*Work instruction:* Would you set down every line of the data below exactly as it reads?

+ + + + + + +

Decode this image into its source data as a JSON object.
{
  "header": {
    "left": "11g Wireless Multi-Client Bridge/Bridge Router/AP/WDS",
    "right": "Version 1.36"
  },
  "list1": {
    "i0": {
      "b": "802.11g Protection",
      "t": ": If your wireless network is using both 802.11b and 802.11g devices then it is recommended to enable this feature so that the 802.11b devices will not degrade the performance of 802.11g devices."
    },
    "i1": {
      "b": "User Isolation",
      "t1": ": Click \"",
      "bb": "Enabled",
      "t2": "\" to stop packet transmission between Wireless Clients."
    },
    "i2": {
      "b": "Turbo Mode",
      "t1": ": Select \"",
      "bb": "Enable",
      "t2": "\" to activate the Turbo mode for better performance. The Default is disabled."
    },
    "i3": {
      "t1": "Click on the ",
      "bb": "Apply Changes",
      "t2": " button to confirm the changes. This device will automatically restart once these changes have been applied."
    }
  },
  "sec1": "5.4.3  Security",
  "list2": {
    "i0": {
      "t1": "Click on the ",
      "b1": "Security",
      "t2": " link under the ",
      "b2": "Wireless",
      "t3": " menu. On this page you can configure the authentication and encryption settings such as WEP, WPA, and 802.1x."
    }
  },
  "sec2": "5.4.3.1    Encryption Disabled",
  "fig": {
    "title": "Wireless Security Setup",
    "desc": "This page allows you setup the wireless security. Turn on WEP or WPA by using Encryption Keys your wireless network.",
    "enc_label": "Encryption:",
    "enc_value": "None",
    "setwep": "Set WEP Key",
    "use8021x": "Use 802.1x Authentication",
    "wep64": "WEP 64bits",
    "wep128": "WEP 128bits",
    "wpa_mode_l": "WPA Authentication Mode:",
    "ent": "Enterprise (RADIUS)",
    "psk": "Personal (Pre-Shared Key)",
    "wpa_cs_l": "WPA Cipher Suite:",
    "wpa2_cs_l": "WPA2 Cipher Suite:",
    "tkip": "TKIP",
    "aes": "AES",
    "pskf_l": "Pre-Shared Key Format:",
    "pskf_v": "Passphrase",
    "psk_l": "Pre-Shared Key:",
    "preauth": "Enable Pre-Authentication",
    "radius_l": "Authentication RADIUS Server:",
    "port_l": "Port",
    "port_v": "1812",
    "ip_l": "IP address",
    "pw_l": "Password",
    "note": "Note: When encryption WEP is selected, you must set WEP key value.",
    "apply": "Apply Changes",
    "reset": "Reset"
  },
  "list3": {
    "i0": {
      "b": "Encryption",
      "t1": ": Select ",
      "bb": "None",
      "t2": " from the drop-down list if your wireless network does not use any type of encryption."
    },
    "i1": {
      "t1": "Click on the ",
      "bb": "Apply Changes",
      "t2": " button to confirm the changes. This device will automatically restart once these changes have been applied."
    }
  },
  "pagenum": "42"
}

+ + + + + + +

*Output below:*
Decode this image into its source data as a JSON object.
{
  "header": {
    "left": "11g Wireless Multi-Client Bridge/Bridge Router/AP/WDS",
    "right": "Version 1.36"
  },
  "list1": {
    "i0": {
      "b": "802.11g Protection",
      "t": ": If your wireless network is using both 802.11b and 802.11g devices then it is recommended to enable this feature so that the 802.11b devices will not degrade the performance of 802.11g devices."
    },
    "i1": {
      "b": "User Isolation",
      "t1": ": Click \"",
      "bb": "Enabled",
      "t2": "\" to stop packet transmission between Wireless Clients."
    },
    "i2": {
      "b": "Turbo Mode",
      "t1": ": Select \"",
      "bb": "Enable",
      "t2": "\" to activate the Turbo mode for better performance. The Default is disabled."
    },
    "i3": {
      "t1": "Click on the ",
      "bb": "Apply Changes",
      "t2": " button to confirm the changes. This device will automatically restart once these changes have been applied."
    }
  },
  "sec1": "5.4.3  Security",
  "list2": {
    "i0": {
      "t1": "Click on the ",
      "b1": "Security",
      "t2": " link under the ",
      "b2": "Wireless",
      "t3": " menu. On this page you can configure the authentication and encryption settings such as WEP, WPA, and 802.1x."
    }
  },
  "sec2": "5.4.3.1    Encryption Disabled",
  "fig": {
    "title": "Wireless Security Setup",
    "desc": "This page allows you setup the wireless security. Turn on WEP or WPA by using Encryption Keys your wireless network.",
    "enc_label": "Encryption:",
    "enc_value": "None",
    "setwep": "Set WEP Key",
    "use8021x": "Use 802.1x Authentication",
    "wep64": "WEP 64bits",
    "wep128": "WEP 128bits",
    "wpa_mode_l": "WPA Authentication Mode:",
    "ent": "Enterprise (RADIUS)",
    "psk": "Personal (Pre-Shared Key)",
    "wpa_cs_l": "WPA Cipher Suite:",
    "wpa2_cs_l": "WPA2 Cipher Suite:",
    "tkip": "TKIP",
    "aes": "AES",
    "pskf_l": "Pre-Shared Key Format:",
    "pskf_v": "Passphrase",
    "psk_l": "Pre-Shared Key:",
    "preauth": "Enable Pre-Authentication",
    "radius_l": "Authentication RADIUS Server:",
    "port_l": "Port",
    "port_v": "1812",
    "ip_l": "IP address",
    "pw_l": "Password",
    "note": "Note: When encryption WEP is selected, you must set WEP key value.",
    "apply": "Apply Changes",
    "reset": "Reset"
  },
  "list3": {
    "i0": {
      "b": "Encryption",
      "t1": ": Select ",
      "bb": "None",
      "t2": " from the drop-down list if your wireless network does not use any type of encryption."
    },
    "i1": {
      "t1": "Click on the ",
      "bb": "Apply Changes",
      "t2": " button to confirm the changes. This device will automatically restart once these changes have been applied."
    }
  },
  "pagenum": "42"
}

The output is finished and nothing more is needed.